## DATA
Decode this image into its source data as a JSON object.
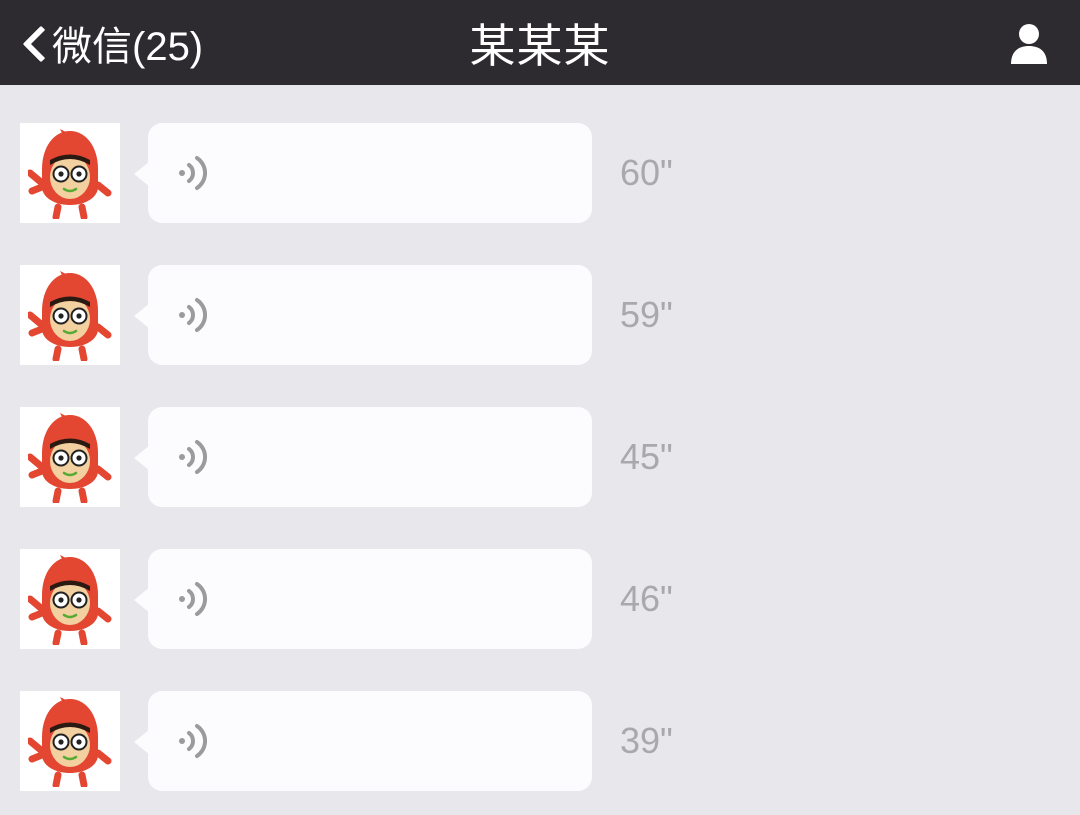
{
  "header": {
    "back_label": "微信(25)",
    "title": "某某某"
  },
  "messages": [
    {
      "duration": "60\""
    },
    {
      "duration": "59\""
    },
    {
      "duration": "45\""
    },
    {
      "duration": "46\""
    },
    {
      "duration": "39\""
    }
  ]
}
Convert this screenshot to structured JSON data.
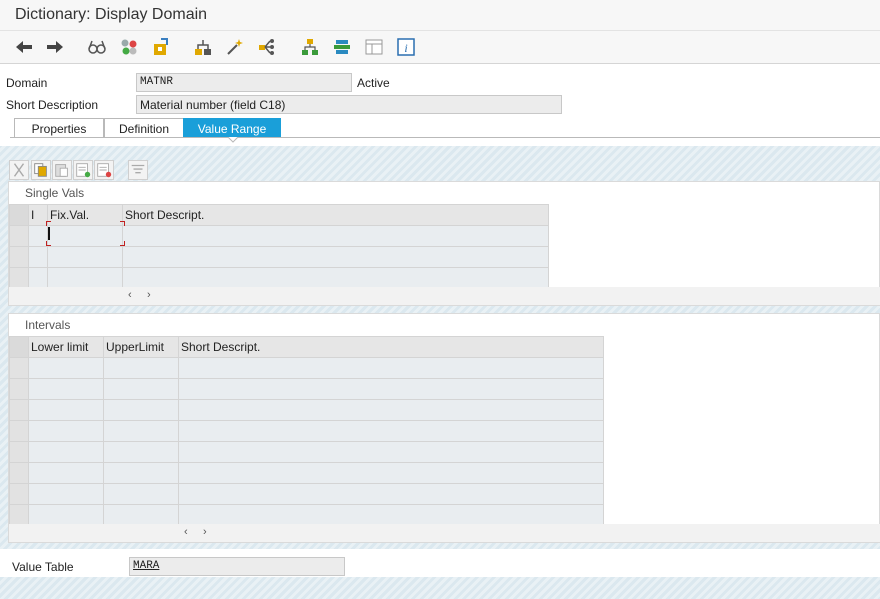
{
  "window": {
    "title": "Dictionary: Display Domain"
  },
  "toolbar": {
    "icons": [
      "back-arrow-icon",
      "forward-arrow-icon",
      "glasses-display-icon",
      "object-check-icon",
      "activate-icon",
      "where-used-icon",
      "magic-wand-icon",
      "distribute-icon",
      "hierarchy-icon",
      "stack-icon",
      "table-layout-icon",
      "info-icon"
    ]
  },
  "header": {
    "domain_label": "Domain",
    "domain_value": "MATNR",
    "status": "Active",
    "short_desc_label": "Short Description",
    "short_desc_value": "Material number (field C18)"
  },
  "tabs": [
    {
      "label": "Properties",
      "active": false
    },
    {
      "label": "Definition",
      "active": false
    },
    {
      "label": "Value Range",
      "active": true
    }
  ],
  "single_vals": {
    "title": "Single Vals",
    "columns": [
      "I",
      "Fix.Val.",
      "Short Descript."
    ],
    "rows": 3,
    "scroll_left": "‹",
    "scroll_right": "›"
  },
  "intervals": {
    "title": "Intervals",
    "columns": [
      "Lower limit",
      "UpperLimit",
      "Short Descript."
    ],
    "rows": 8,
    "scroll_left": "‹",
    "scroll_right": "›"
  },
  "value_table": {
    "label": "Value Table",
    "value": "MARA"
  },
  "colors": {
    "accent": "#1a9fd9",
    "cursor_frame": "#c02020"
  }
}
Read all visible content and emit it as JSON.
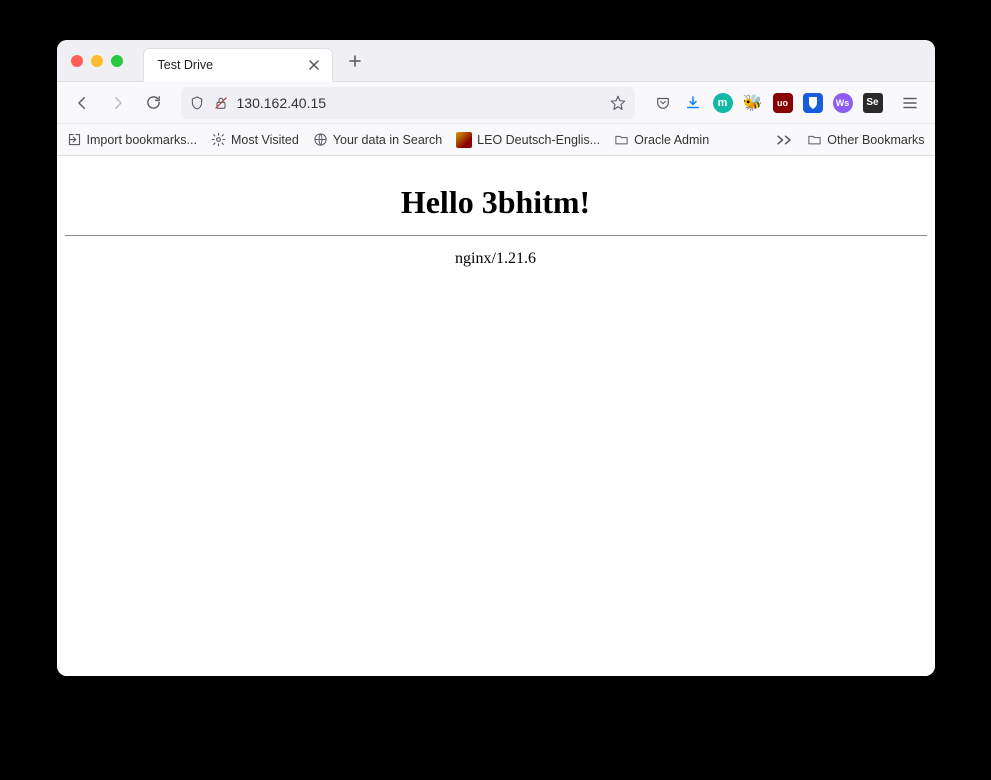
{
  "tab": {
    "title": "Test Drive"
  },
  "url": "130.162.40.15",
  "bookmarks": {
    "import": "Import bookmarks...",
    "mostVisited": "Most Visited",
    "yourData": "Your data in Search",
    "leo": "LEO Deutsch-Englis...",
    "oracle": "Oracle Admin",
    "other": "Other Bookmarks"
  },
  "extensions": {
    "m": "m",
    "ub": "uo",
    "ws": "Ws",
    "se": "Se"
  },
  "page": {
    "heading": "Hello 3bhitm!",
    "server": "nginx/1.21.6"
  }
}
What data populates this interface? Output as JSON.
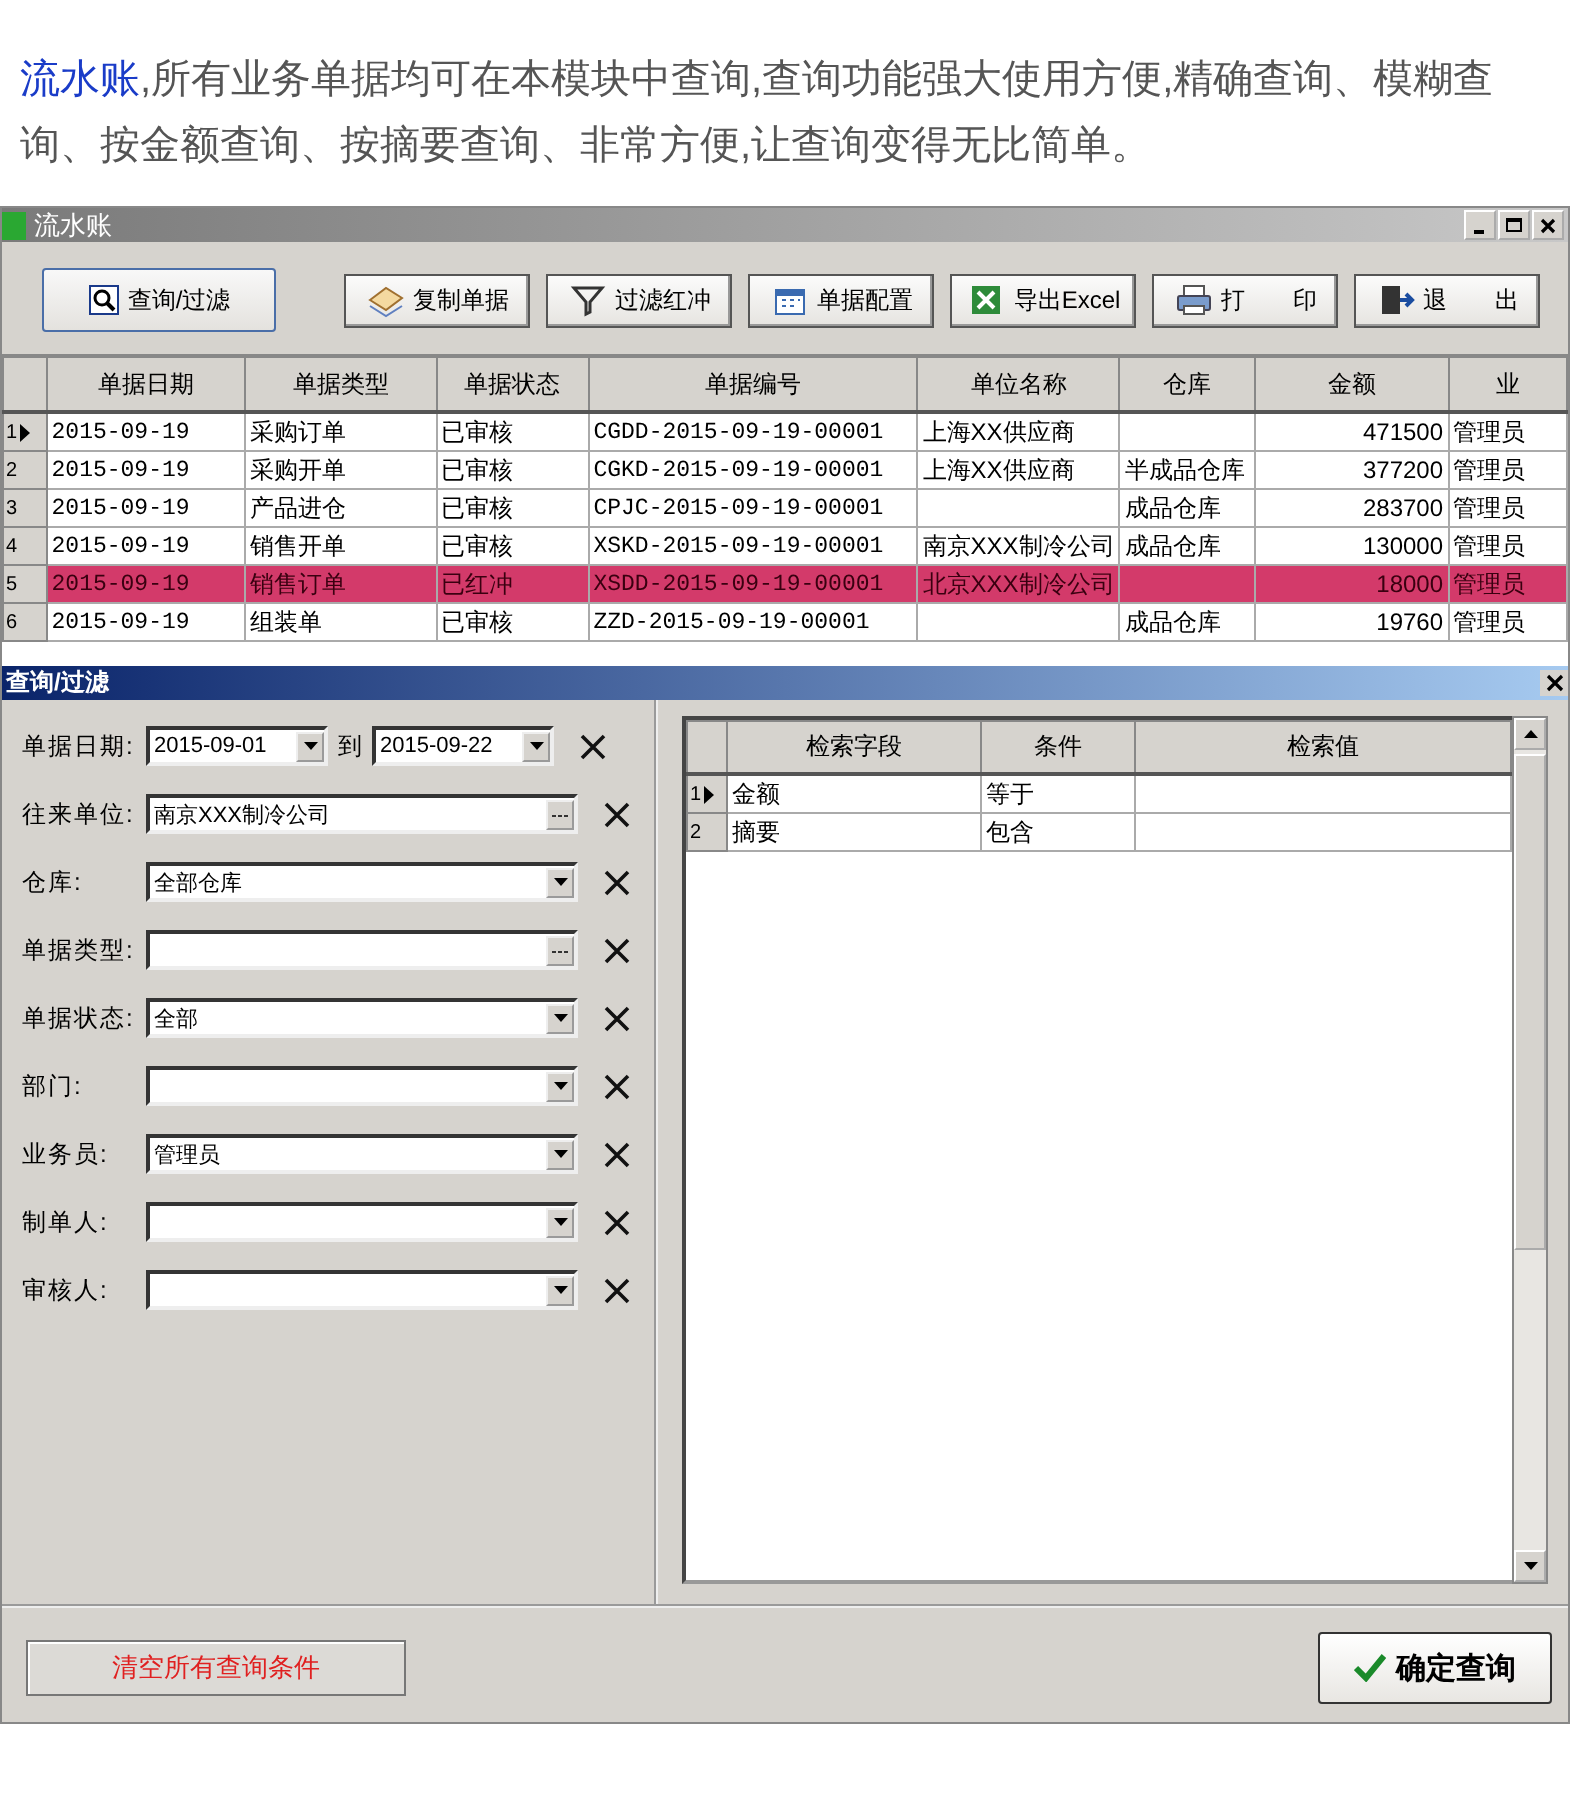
{
  "intro": {
    "term": "流水账",
    "text": ",所有业务单据均可在本模块中查询,查询功能强大使用方便,精确查询、模糊查询、按金额查询、按摘要查询、非常方便,让查询变得无比简单。"
  },
  "window": {
    "title": "流水账"
  },
  "toolbar": {
    "query_button": {
      "label": "查询/过滤"
    },
    "buttons": [
      {
        "kind": "copy",
        "label": "复制单据"
      },
      {
        "kind": "filter",
        "label": "过滤红冲"
      },
      {
        "kind": "config",
        "label": "单据配置"
      },
      {
        "kind": "excel",
        "label": "导出Excel"
      },
      {
        "kind": "print",
        "label": "打　　印"
      },
      {
        "kind": "exit",
        "label": "退　　出"
      }
    ]
  },
  "table": {
    "columns": [
      "单据日期",
      "单据类型",
      "单据状态",
      "单据编号",
      "单位名称",
      "仓库",
      "金额",
      "业"
    ],
    "rows": [
      {
        "number": "1",
        "current": true,
        "highlighted": false,
        "cells": [
          "2015-09-19",
          "采购订单",
          "已审核",
          "CGDD-2015-09-19-00001",
          "上海XX供应商",
          "",
          "471500",
          "管理员"
        ]
      },
      {
        "number": "2",
        "current": false,
        "highlighted": false,
        "cells": [
          "2015-09-19",
          "采购开单",
          "已审核",
          "CGKD-2015-09-19-00001",
          "上海XX供应商",
          "半成品仓库",
          "377200",
          "管理员"
        ]
      },
      {
        "number": "3",
        "current": false,
        "highlighted": false,
        "cells": [
          "2015-09-19",
          "产品进仓",
          "已审核",
          "CPJC-2015-09-19-00001",
          "",
          "成品仓库",
          "283700",
          "管理员"
        ]
      },
      {
        "number": "4",
        "current": false,
        "highlighted": false,
        "cells": [
          "2015-09-19",
          "销售开单",
          "已审核",
          "XSKD-2015-09-19-00001",
          "南京XXX制冷公司",
          "成品仓库",
          "130000",
          "管理员"
        ]
      },
      {
        "number": "5",
        "current": false,
        "highlighted": true,
        "cells": [
          "2015-09-19",
          "销售订单",
          "已红冲",
          "XSDD-2015-09-19-00001",
          "北京XXX制冷公司",
          "",
          "18000",
          "管理员"
        ]
      },
      {
        "number": "6",
        "current": false,
        "highlighted": false,
        "cells": [
          "2015-09-19",
          "组装单",
          "已审核",
          "ZZD-2015-09-19-00001",
          "",
          "成品仓库",
          "19760",
          "管理员"
        ]
      }
    ]
  },
  "filter_panel": {
    "title": "查询/过滤",
    "fields": [
      {
        "kind": "date-range",
        "label": "单据日期:",
        "value": "2015-09-01",
        "to_label": "到",
        "value_to": "2015-09-22"
      },
      {
        "kind": "lookup",
        "label": "往来单位:",
        "value": "南京XXX制冷公司"
      },
      {
        "kind": "dropdown",
        "label": "仓库:",
        "value": "全部仓库"
      },
      {
        "kind": "lookup",
        "label": "单据类型:"
      },
      {
        "kind": "dropdown",
        "label": "单据状态:",
        "value": "全部"
      },
      {
        "kind": "dropdown",
        "label": "部门:"
      },
      {
        "kind": "dropdown",
        "label": "业务员:",
        "value": "管理员"
      },
      {
        "kind": "dropdown",
        "label": "制单人:"
      },
      {
        "kind": "dropdown",
        "label": "审核人:"
      }
    ],
    "search_grid": {
      "columns": [
        "检索字段",
        "条件",
        "检索值"
      ],
      "rows": [
        {
          "number": "1",
          "current": true,
          "cells": [
            "金额",
            "等于",
            ""
          ]
        },
        {
          "number": "2",
          "current": false,
          "cells": [
            "摘要",
            "包含",
            ""
          ]
        }
      ]
    },
    "clear_button": {
      "label": "清空所有查询条件"
    },
    "confirm_button": {
      "label": "确定查询"
    }
  }
}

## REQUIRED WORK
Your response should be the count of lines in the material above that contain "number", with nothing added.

## COMPLETED EXERCISE
9